Say what you want about Bob Balaban’s horror comedy “My Boyfriend’s Back,” but it’s one of the more pleasant and twisted films to ever come out of the nineties. This was a decade where horror almost died, and what horror there was was deadly serious. “My Boyfriend’s Back” is a funny and sometimes demented take on acceptance with Andrew Lowery giving a bang up performance as Johnny Dingle. Dingle is a love starved high schooler who has the deepest affections for his lifelong love Missy McCloud. To win her heart, he stages a fake grocery store robbery to save her, but things go awry when an actual robbery ensues, and Johnny is murdered. Mysteriously, he comes back from the dead and is told that he can lurk around, but only in the confines of the town cemetery.
If he steps out, consequences could be dire. Surely enough, hoping to get a second chance with Missy, Dingle re-integrates in to his old school and family, and realizes that he’s not only garnering the habits of a typical zombies, but he’s also having a problem keeping his body parts on his person. This opens up the door for Balaban and writer Dean Lorey to prop up a lot of gross out comedy that’s more grotesque than funny, to be honest. In either case, while Johnny is rotting he also garners immense hunger and finds a taste for human flesh that he’s unwilling to indulge in, even when his loving parents accept his state of being and kidnap a child for him to chomp down on. “My Boyfriend’s Back” is surely not high art, but it does get the job done with quick laughs and some a unique tone that lands well thanks to the tongue in cheek performances by folks like Cloris Leachman, star Lowery, and Traci Lind, who is just gorgeous as Missy.

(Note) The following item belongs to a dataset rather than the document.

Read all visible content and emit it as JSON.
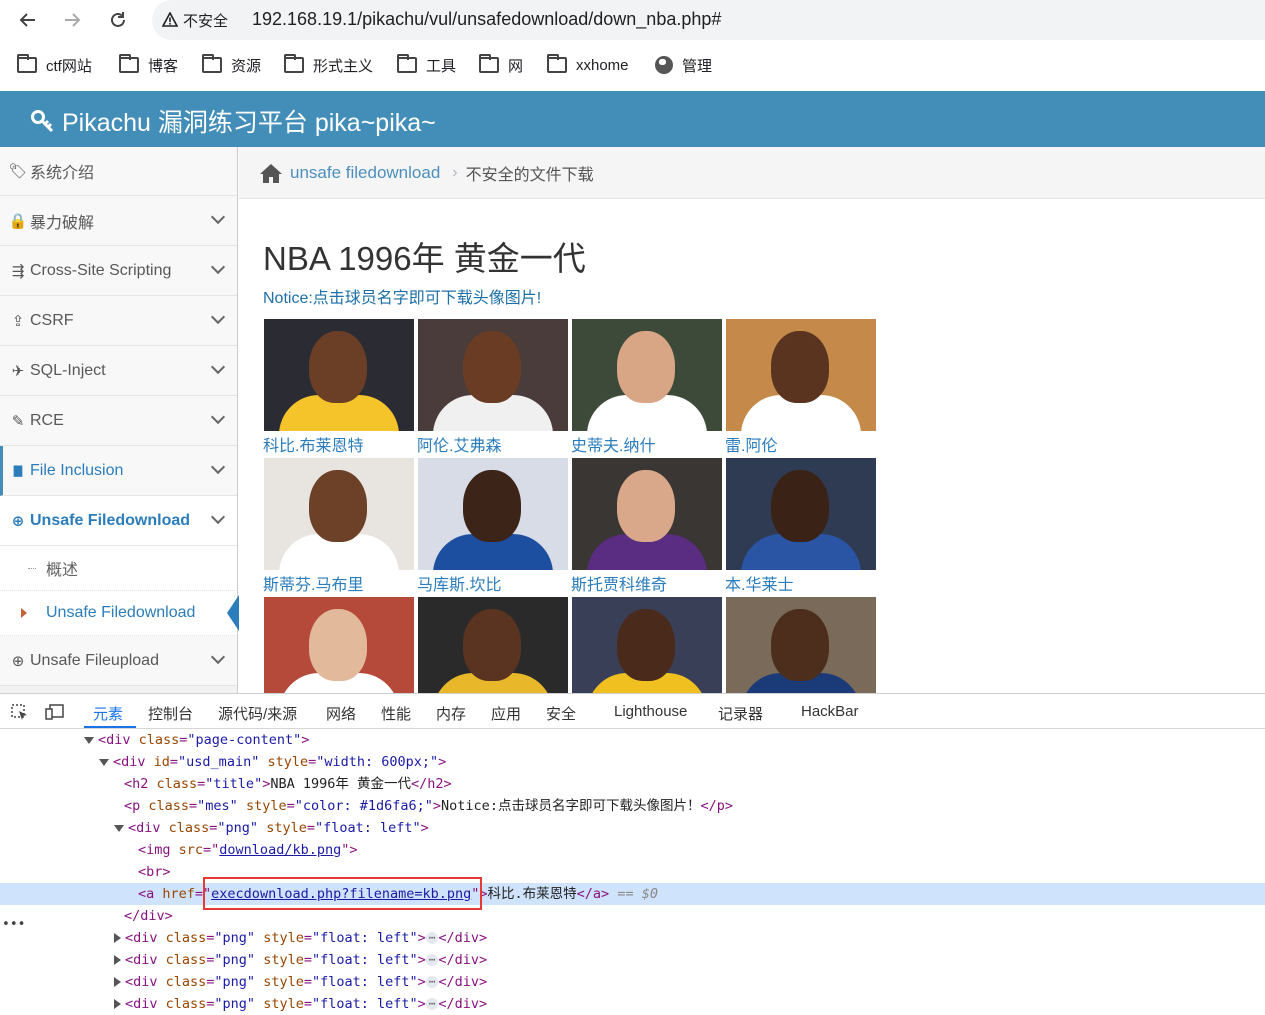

There’s also a very early turn by Matthew McConaughey and a supporting performance by a very young Phillip Seymour Hoffman as a school bully who gets an unfortunate axe to the skull. “My Boyfriend’s Back” doesn’t always serve up the ideas about acceptance and prejudice well, but it does do a great job unfolding an underdog tale of a well meaning guy whose love for a girl transcends death. It’s one of my genre favorites of the nineties, and I’m glad it finally has a treatment on Blu-Ray for the small fanbase. Sadly, Mill Creek doesn’t provide fans with extras for the movie. There isn’t even an original trailer to be found, but hey, at least the movie is on Blu-Ray. I’m a glass half full kind of guy.